The Sony KDL-EX700 is the second edge-lit LED-based LCD we've tested from Sony this year. If you read the KDL-NX800's review, you will notice more similarities than differences between the two. The price disparity--of $400 between the two series' 46-inch models--gets you improved styling, Wi-Fi networking, and a couple of other minor niceties on the NX800; however, for some reason you lose the innovative "presence sensor." That feature turns the EX700's picture off automatically when you leave the room, and it can really lower power use if you're prone to leaving the TV on. Even without the sensor, the EX700 sips as little power as any TV we've tested--although we expect other LED models we review this year to post similar results.
Careful comparison shoppers might be surprised to learn the two Sonys have nearly the same picture quality. The major performance-related difference is that the EX700 has a matte screen, while the monolithic exterior of the NX800 apparently calls for gloss-- in a bright room, we preferred the matte finish. The EX700's picture won't wow anyone looking for a home theater centerpiece, but the TV earns the practicality nod over its more-expensive brother for buyers who still want Internet video and superb energy efficiency.

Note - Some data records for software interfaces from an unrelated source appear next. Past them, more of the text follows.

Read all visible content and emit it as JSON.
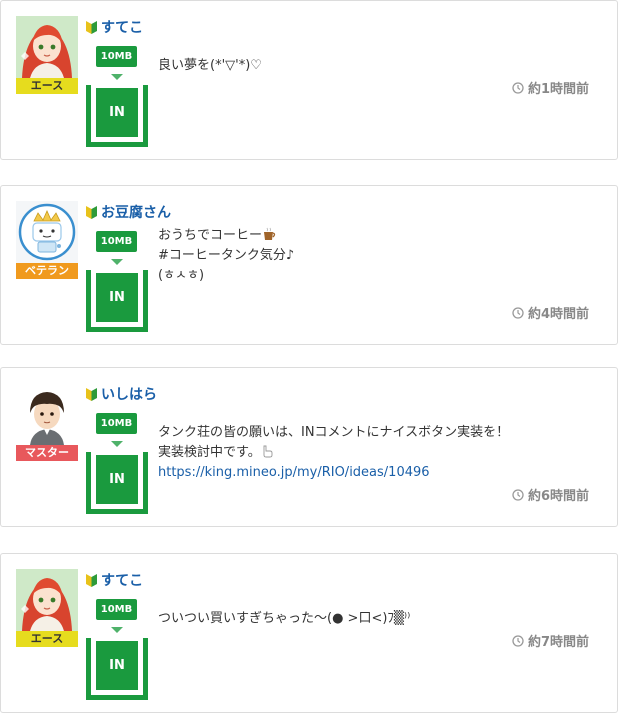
{
  "colors": {
    "accent_green": "#1a9a3e",
    "link_blue": "#1a5fa8",
    "rank_ace": "#e6dc1e",
    "rank_veteran": "#f09a1e",
    "rank_master": "#e8585c",
    "timestamp_gray": "#888888"
  },
  "posts": [
    {
      "username": "すてこ",
      "rank": "エース",
      "gift": "10MB",
      "tank_label": "IN",
      "lines": [
        "良い夢を(*'▽'*)♡"
      ],
      "link": "",
      "time": "約1時間前"
    },
    {
      "username": "お豆腐さん",
      "rank": "ベテラン",
      "gift": "10MB",
      "tank_label": "IN",
      "lines": [
        "おうちでコーヒー",
        "#コーヒータンク気分♪",
        "(ㅎㅅㅎ)"
      ],
      "link": "",
      "time": "約4時間前"
    },
    {
      "username": "いしはら",
      "rank": "マスター",
      "gift": "10MB",
      "tank_label": "IN",
      "lines": [
        "タンク荘の皆の願いは、INコメントにナイスボタン実装を！",
        "実装検討中です。"
      ],
      "link": "https://king.mineo.jp/my/RIO/ideas/10496",
      "time": "約6時間前"
    },
    {
      "username": "すてこ",
      "rank": "エース",
      "gift": "10MB",
      "tank_label": "IN",
      "lines": [
        "ついつい買いすぎちゃった〜(● >口<)ﾌ▒⁾⁾"
      ],
      "link": "",
      "time": "約7時間前"
    }
  ]
}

We also liked the EX700's remote control, albeit not quite as much as the NX800's slicker clicker. The EX700's remote loses the nice, flush plastic keys that the NX800 has in favor of the standard raised rubber variety; it also losing the backlighting feature, and you can't command other gear with it via infrared. However, the remotes excellent button arrangement and nice concave shape stay intact, as does that weird power button on the back of the remote and the stealthy sliding battery compartment (yes, we just praised a battery compartment).
The two 2010 Sony edge-lit LED-based LCDs we've tested, the EX700 and the NX800, deliver very similar picture quality. Both are characterized by average-for-an-LCD black level performance and solid color accuracy, with the exception of dark areas being tinged bluish--more so on the EX700 than on the HX800. The differences, namely the EX700's superior uniformity and bright room performance, and the NX800's better shadow detail and motion resolution result, aren't enough to cause any difference in the rating for this category; both scored a 6.